WORK TO BE COMPLETED. The lines you need are those holding the word "über"; pull them from the material.
━━━━━ RECORD EXTRACTS ━━━━━
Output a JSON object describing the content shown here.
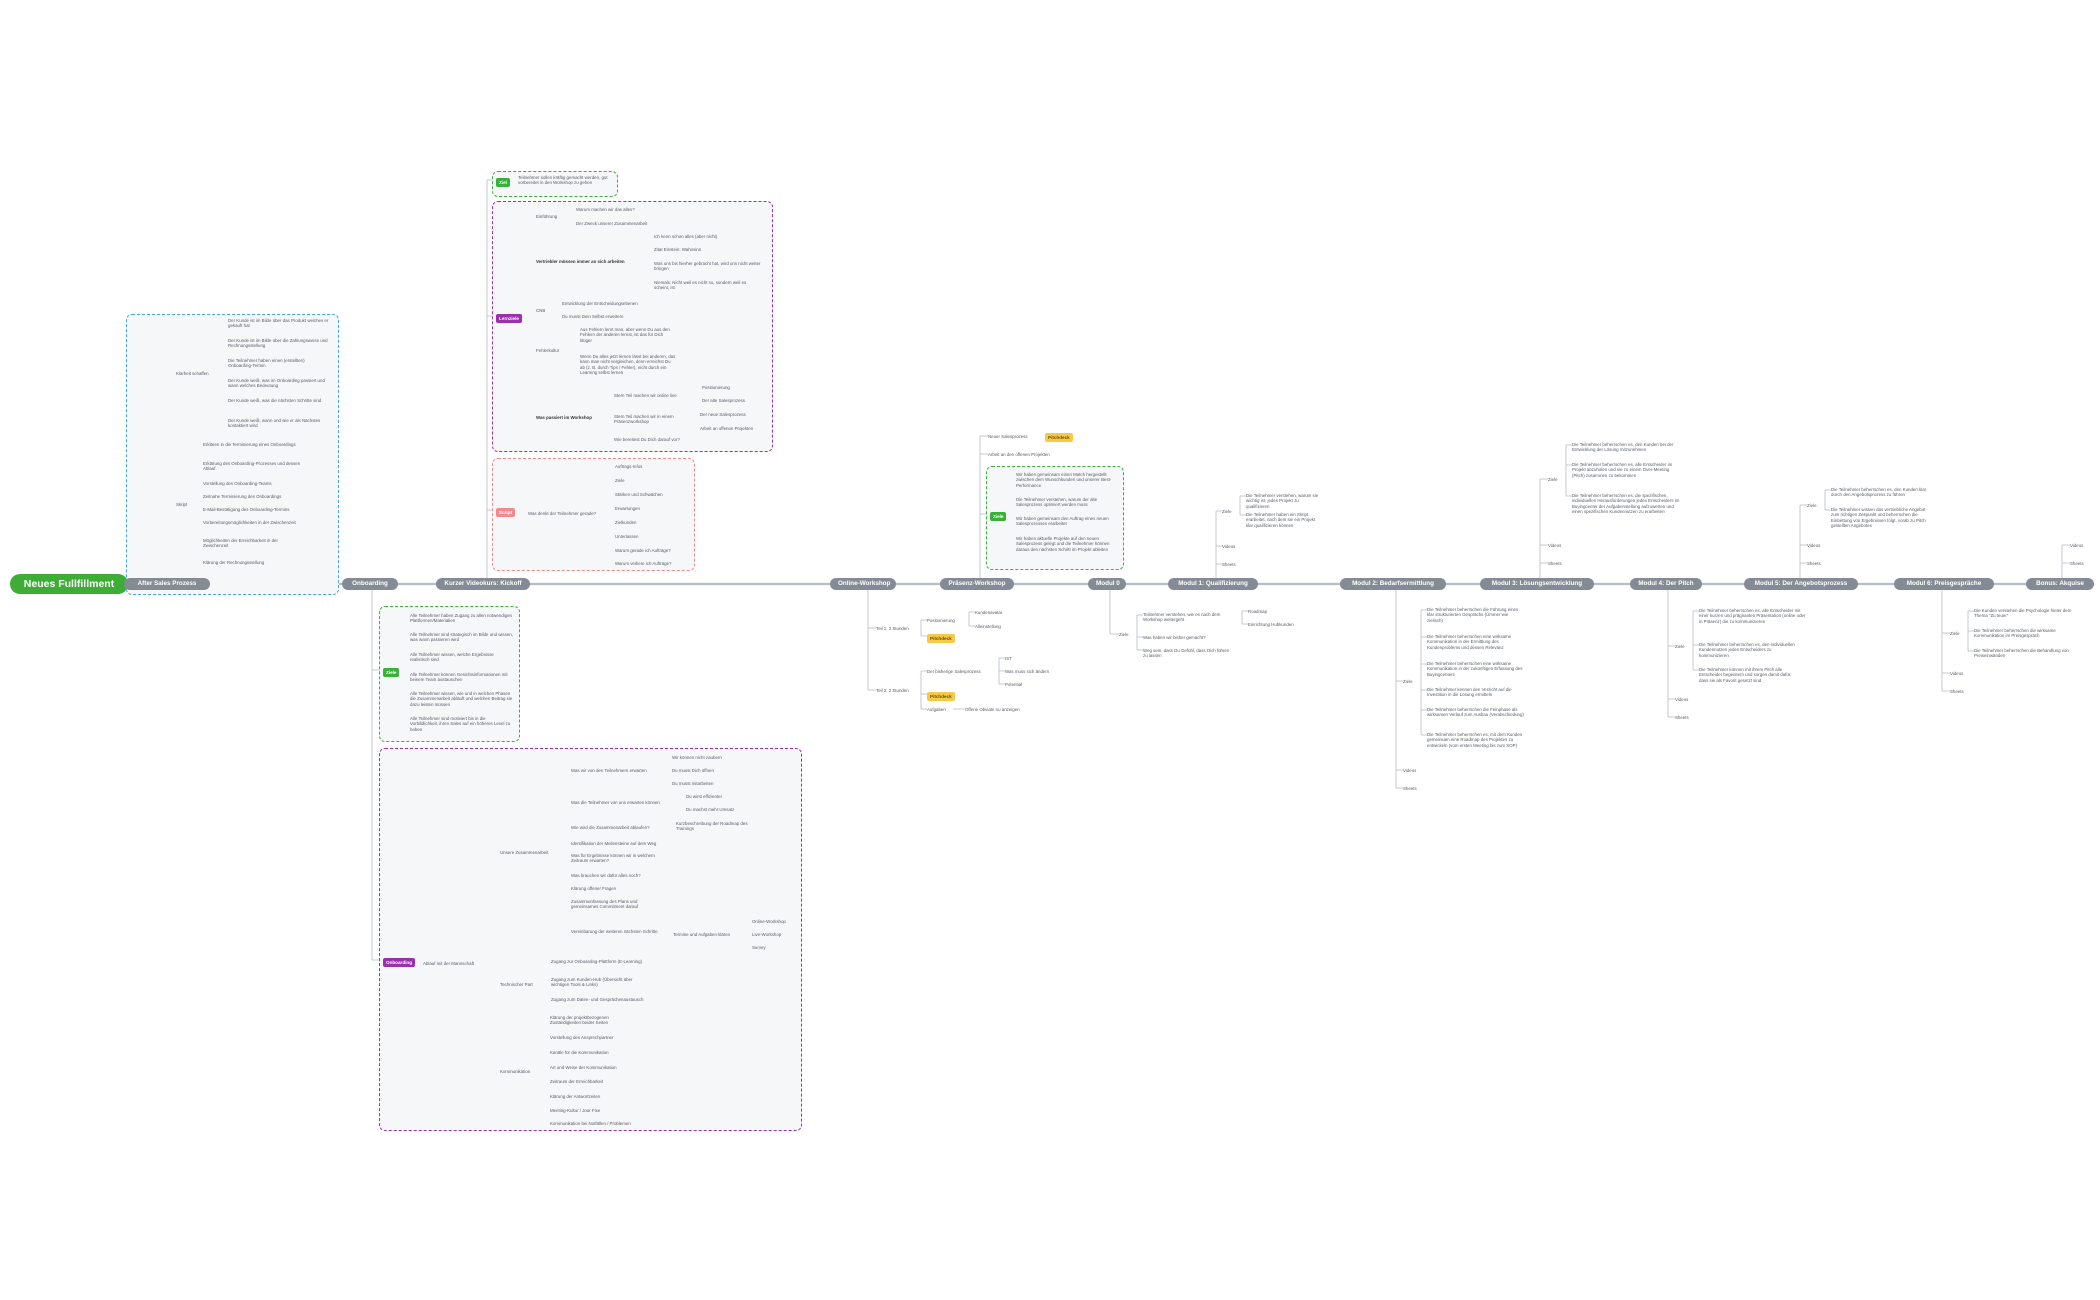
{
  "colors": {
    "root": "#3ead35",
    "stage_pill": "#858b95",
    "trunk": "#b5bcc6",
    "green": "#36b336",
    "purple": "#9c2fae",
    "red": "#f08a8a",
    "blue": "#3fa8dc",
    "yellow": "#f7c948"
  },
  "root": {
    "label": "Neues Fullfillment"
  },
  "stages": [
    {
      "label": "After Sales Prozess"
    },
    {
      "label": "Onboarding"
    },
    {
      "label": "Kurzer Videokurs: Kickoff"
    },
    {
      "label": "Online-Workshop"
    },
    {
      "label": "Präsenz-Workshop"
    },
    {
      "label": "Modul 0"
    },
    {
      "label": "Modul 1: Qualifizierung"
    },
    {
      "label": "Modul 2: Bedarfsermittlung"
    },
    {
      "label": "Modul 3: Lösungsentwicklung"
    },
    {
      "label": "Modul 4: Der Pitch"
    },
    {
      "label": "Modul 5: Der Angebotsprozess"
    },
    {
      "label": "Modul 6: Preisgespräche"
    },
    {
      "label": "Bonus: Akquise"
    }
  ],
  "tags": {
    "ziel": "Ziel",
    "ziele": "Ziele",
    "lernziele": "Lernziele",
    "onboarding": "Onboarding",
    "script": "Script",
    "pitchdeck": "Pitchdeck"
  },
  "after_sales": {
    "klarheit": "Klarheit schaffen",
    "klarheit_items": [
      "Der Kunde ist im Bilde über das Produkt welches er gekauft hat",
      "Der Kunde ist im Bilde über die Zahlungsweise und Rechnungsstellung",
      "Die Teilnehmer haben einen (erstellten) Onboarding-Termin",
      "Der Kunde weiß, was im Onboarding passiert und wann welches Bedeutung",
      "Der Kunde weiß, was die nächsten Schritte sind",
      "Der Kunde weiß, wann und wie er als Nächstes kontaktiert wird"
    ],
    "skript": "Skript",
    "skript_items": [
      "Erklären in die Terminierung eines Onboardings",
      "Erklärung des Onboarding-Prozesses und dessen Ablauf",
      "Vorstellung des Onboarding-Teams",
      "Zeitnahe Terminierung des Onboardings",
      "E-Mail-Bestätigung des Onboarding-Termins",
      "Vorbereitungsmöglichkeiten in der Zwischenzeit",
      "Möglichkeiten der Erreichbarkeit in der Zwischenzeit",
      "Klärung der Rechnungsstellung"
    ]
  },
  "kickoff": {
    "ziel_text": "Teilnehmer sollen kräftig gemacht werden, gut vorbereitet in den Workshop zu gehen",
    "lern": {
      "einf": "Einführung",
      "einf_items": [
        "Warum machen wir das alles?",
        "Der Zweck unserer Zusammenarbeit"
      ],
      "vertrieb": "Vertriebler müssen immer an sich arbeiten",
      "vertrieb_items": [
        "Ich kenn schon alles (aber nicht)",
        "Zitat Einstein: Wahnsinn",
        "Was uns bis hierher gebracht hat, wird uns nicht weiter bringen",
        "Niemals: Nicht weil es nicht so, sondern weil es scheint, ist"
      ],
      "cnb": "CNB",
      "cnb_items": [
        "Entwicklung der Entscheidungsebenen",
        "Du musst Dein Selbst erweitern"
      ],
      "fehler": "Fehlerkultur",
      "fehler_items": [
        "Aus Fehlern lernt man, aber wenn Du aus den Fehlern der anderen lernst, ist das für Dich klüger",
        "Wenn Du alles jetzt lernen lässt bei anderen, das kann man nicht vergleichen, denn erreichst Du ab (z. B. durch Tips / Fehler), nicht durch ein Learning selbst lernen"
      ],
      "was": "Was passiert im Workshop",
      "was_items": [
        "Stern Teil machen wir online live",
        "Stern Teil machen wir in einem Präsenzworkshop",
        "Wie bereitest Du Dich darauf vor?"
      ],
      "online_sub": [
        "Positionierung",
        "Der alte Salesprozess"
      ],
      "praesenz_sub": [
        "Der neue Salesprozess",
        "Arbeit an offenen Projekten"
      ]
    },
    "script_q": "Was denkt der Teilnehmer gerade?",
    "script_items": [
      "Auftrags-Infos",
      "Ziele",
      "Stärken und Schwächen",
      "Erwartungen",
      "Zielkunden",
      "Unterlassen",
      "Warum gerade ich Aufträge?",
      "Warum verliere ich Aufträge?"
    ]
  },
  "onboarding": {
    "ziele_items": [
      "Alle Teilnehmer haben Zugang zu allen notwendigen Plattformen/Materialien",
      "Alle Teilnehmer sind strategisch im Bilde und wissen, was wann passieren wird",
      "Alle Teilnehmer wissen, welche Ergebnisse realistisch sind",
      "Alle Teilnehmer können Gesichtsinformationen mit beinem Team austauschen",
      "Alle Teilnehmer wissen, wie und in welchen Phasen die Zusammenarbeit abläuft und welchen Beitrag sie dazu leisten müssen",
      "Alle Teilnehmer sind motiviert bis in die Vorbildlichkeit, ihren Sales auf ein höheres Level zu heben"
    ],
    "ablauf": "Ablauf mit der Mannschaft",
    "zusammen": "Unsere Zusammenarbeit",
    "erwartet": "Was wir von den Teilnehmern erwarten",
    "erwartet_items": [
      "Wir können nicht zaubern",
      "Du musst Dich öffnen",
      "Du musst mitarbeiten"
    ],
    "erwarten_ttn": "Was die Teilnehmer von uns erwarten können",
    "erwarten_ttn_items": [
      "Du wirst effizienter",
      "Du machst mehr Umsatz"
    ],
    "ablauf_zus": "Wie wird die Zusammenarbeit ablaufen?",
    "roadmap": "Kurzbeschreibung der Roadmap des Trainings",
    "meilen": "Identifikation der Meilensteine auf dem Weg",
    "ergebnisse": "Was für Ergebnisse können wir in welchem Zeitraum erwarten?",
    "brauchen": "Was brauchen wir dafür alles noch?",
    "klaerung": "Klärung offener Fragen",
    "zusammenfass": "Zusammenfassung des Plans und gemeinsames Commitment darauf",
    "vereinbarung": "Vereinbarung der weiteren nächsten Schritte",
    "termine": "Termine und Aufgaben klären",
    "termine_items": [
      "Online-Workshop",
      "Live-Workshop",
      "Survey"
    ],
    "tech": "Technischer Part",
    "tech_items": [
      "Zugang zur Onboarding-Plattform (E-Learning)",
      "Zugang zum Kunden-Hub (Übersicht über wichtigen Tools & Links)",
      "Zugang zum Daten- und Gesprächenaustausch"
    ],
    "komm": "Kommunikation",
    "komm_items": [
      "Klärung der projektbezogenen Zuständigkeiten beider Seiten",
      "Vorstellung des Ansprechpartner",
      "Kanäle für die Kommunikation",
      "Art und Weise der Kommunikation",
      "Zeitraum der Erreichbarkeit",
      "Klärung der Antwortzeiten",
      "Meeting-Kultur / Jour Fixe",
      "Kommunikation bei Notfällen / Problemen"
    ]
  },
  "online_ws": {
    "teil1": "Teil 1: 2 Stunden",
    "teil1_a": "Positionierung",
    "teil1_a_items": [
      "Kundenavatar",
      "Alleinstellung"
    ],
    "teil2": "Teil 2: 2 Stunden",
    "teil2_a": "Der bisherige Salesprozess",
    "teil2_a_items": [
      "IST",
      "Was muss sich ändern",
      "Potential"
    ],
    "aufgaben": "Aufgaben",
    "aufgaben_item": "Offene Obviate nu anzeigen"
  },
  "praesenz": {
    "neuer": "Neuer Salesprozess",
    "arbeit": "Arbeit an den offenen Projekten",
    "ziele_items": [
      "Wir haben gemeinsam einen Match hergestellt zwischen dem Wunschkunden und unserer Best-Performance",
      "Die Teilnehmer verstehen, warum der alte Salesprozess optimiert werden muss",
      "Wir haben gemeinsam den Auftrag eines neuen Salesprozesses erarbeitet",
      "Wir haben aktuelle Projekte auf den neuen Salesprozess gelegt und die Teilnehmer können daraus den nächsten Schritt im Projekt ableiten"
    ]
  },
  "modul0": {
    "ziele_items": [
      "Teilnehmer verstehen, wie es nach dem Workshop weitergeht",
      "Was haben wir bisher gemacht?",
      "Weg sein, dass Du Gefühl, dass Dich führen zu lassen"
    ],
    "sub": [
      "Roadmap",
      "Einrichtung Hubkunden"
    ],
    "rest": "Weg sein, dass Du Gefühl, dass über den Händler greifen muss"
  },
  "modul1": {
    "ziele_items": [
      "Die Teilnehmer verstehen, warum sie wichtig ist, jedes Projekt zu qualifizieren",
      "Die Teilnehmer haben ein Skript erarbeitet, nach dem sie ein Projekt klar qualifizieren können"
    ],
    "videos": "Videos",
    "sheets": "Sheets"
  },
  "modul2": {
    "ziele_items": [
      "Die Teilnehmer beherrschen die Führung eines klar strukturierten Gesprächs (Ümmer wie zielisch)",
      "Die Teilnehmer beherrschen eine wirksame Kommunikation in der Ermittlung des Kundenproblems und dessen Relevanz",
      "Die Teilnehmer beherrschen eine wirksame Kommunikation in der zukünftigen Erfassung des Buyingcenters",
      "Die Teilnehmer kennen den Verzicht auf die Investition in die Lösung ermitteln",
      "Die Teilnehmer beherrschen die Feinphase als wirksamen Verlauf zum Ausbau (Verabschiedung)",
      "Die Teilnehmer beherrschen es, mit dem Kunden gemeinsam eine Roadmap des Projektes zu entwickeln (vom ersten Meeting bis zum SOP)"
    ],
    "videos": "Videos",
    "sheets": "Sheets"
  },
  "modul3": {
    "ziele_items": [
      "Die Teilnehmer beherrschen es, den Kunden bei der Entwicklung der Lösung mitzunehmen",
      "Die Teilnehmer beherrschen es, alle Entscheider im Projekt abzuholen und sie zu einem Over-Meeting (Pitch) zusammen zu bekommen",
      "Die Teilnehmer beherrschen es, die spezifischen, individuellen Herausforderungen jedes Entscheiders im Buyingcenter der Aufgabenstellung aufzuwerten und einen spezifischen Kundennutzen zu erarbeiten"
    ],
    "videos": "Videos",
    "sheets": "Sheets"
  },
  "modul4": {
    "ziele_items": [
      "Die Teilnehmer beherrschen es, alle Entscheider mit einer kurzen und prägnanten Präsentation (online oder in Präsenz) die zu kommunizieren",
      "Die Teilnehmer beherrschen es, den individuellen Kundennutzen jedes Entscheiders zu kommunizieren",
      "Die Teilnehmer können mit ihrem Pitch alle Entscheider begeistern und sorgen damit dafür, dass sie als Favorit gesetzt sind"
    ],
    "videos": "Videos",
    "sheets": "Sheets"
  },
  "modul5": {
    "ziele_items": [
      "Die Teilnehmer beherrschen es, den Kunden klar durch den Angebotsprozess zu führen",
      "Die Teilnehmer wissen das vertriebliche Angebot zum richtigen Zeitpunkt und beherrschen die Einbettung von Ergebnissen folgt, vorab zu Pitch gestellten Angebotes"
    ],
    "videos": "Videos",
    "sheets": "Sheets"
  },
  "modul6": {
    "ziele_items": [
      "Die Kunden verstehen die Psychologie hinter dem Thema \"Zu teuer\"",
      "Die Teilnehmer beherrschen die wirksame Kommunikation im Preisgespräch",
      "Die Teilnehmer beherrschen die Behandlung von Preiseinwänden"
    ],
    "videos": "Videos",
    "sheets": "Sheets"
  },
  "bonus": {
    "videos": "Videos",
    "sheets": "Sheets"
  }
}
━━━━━
OUTPUT FOR THIS TASK.
      "Der Kunde ist im Bilde über das Produkt welches er gekauft hat",
      "Der Kunde ist im Bilde über die Zahlungsweise und Rechnungsstellung",
      "Zugang zum Kunden-Hub (Übersicht über wichtigen Tools & Links)",
    "rest": "Weg sein, dass Du Gefühl, dass über den Händler greifen muss"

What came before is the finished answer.